(Sept. 3) The cost of doing business on a tilted playing field appears to be taking its toll on Albertson’s Inc., and traditional retail grocers in general.

Boise, Idaho-based Albertson’s — No. 3 in the U.S., behind top-ranked Bentonville, Ark.-based Wal-Mart Stores Inc. and the No. 2 Cincinnati-based The Kroger Co. — said Sept. 1 that promotions designed to regain business lost to last year’s record-breaking strike in Southern California had cut into its second-quarter profits.

Albertsons said sales were down by about $182 million because of the Southern California labor dispute that lasted nearly five months — the longest retail grocery strike in U.S. history — and ended in February. The dispute also involved Safeway- and Kroger-owned stores in the region.

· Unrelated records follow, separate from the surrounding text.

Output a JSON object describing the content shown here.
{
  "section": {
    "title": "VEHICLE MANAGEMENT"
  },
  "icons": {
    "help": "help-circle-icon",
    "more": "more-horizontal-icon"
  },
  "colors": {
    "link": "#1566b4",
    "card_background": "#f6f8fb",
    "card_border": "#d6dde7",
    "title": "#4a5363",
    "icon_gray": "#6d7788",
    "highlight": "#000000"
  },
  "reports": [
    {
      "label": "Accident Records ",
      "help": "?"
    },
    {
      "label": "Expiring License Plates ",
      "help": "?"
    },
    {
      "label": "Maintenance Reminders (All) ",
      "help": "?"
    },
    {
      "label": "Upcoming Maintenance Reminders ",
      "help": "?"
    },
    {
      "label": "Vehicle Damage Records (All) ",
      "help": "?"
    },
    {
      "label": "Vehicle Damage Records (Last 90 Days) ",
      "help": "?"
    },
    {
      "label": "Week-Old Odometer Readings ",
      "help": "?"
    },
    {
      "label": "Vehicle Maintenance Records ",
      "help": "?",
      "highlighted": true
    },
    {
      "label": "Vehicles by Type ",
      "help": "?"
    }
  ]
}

One analyst, who requested anonymity, said that Albertson’s is making daring moves in a keenly competitive atmosphere.

“I think they are in a very difficult industry, and I think the latest results showed that it’s getting increasingly difficult to grow the top line without bringing down gross margins, which is what happened in the second quar-ter,” he said Sept. 2.

Remnants from last year’s strike remain, the analyst noted.

“They say they’re recovering still,” he said. “Their sales are still 10% below where they were before the strike in the last year.”

Robert Toomey, managing director and securities analyst at RBC Dain Rauscher, Seattle, said that the effects of the strike have dissipated.

“They’re not too much different from the others,” Toomey said.

Produce sales are not immune to the caprices of the marketplace, said Ed Odron, president of Produce Mar-keting Consultants, a Stockton, Calif.-based retail-consulting firm.

“Produce sales are 10% of store sales,” he said. “When sales are down, produce volume is going to be down. That’s just what happens. And, all across the board, it’s kind of soft right now.”

Albertson’s has not stood still in the wake of the five-month-long strike that affected as much as three-quarters of the retail market in Southern California.

Less than a month after the strike ended in February, Albertson’s announced that it was purchasing the East Bridgewater, Mass.-based U.S. grocery business of British supermarket chain J. Sainsbury PLC for more than $2.1 billion. The major component of that business was Shaw’s Supermarkets Inc., one of the top-ranked chains in the Northeast.

The deal gave Albertson’s 202 Shaw’s and Star Market stores in the region.

Early indications from the third quarter don’t portend much change, Larry Johnston, chief executive officer of Albertson’s, told analysts during a conference call.

Albertson’s also left two markets — Omaha, Neb., and New Orleans — that it deemed unprofitable.

But, early in 2004, the company also launched Extreme Inc., which is rolling out its first price-impact Super Saver stores, in Dallas and Baton Rouge, La.


Albertson’s wasn’t the only major retail grocery chain in the doldrums during the quarter, however.

Jacksonville, Fla.-based Winn-Dixie Stores Inc., which operates primarily in the South, saw its shares fall 14% — a drop not seen in a decade — on the New York Stock Exchange.

Shares of Pleasanton, Calif.-based Safeway Inc. and Kroger were down, as well. Safeway shares closed at $20.46 Sept. 1, having ranged between $18.99 and $25.83 in a year. Kroger shares closed at $16.72, with a range of $14.70-19.70.

Albertson’s, Safeway and Kroger have launched various promotional campaigns and cut prices as a way of competing with industry giant Wal-Mart.

But Wal-Mart continues to be the juggernaut of the industry, with its Supercenter format. Wal-Mart shares closed at $52.63, with a 52-week range of $50.50-61.31.

But even Wal-Mart stock has trended downward since peaking in early March.

The general slump has two explanations, said Kurt Barnard, president of Retail Forecasting Group, Upper Montclair, N.J.

“No. 1, the Americans have been bankrupted by the gas pump,” he said. “It leaves them with fewer dollars than they need to do ordinary shopping. No. 2, there’s a pervasive sense in America that jobs are hard to get and easy to lose.”

Barnard said that he does not expect things to improve in the near term.

Toomey said that all traditional retailers were dealing with the same challenges.

“They’re all being impacted by this soft economy that we’re going through,” he said.

Stock prices show strike’s effect

  • Shares for Albertsons, Boise, Idaho, closed Sept. 2 at $24.91 on the New York Stock Exchange. The stock has a 52-week range of $19.20-27.07.

  • The company, which operates 2,500 stores under the Albertsons, Jewel-Osco, Shaw’s and other banners, said profit in the quarter that ended July 29 fell to $125 million, or 34 cents a share, from $162 million, or 44 cents share, for the same period in 2003.